NEW YORK: Despite recent cutbacks, and in a market where caution is
the watchword, US PR budgets are set to increase by a resilient nine per
cent in 2001, according to the PRWeek US Corporate Benchmarking Survey
However, the survey results also show a marked shift in PR budget
allocation away from PR agencies. After years of dismantling, in-house
teams will see an increase in their share of PR budgets, from 49 per
cent to 60 per cent on average.
One agency chief said: 'Some companies believe in-house people can get
closer to the business and the product, and they can manage the
Agency heads said the survey showed the PR industry was returning to
normality. 'Last year was phenomenal by any measure,' said
Fleishman-Hillard CEO John Graham.
'It's going to be a real opportunity for PR firms to prove their value
to corporations and clients in these difficult times.'
At Ogilvy PR, which laid off 70 people in its technology practice this
week, CEO Bob Seltzer described last year as a binge.
'We're back in the real world.
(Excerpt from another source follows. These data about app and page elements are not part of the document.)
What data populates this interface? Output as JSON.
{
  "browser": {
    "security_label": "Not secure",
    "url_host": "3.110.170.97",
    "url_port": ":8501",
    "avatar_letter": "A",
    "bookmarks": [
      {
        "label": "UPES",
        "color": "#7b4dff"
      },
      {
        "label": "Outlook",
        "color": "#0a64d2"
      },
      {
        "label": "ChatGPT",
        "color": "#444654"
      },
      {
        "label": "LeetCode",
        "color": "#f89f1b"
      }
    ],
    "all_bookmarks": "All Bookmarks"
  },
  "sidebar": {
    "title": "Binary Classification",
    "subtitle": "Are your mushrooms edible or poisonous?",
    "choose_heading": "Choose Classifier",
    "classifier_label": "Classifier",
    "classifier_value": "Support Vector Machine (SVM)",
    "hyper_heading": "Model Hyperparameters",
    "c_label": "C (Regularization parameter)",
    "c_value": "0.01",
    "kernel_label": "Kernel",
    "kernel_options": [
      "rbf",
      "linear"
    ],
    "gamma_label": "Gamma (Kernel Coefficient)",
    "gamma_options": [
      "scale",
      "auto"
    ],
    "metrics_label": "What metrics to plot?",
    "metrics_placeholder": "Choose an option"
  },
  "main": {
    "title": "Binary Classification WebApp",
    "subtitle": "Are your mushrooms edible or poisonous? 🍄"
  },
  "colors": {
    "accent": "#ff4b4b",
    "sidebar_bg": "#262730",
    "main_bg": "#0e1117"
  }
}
Last year, business was being delivered
like chocolates on a conveyor belt. Everyone was gorging. Now, we're
back to a hunter/gatherer model, where you have to go out and look for
Graham predicted: 'There will be a shake-out among firms who are not
providing high quality service. Smart agencies will spend less time
looking for people, and more time training the staff they've already
'The good news is that turnover is down,' added Seltzer, 'which will
allow us to do this.'
Ironically, in the technology sector - which has been hardest hit by the
current slowdown - PR budgets will actually rise the most, by 14 per
cent, although this sector records the highest cuts in budget.
And the survey sample cannot account for the loss of income from clients
who have gone out of business.
Published this week, the survey polled 1,405 corporate and non-profit
clients with PR budgets ranging from pounds 14,000 to pounds 35m.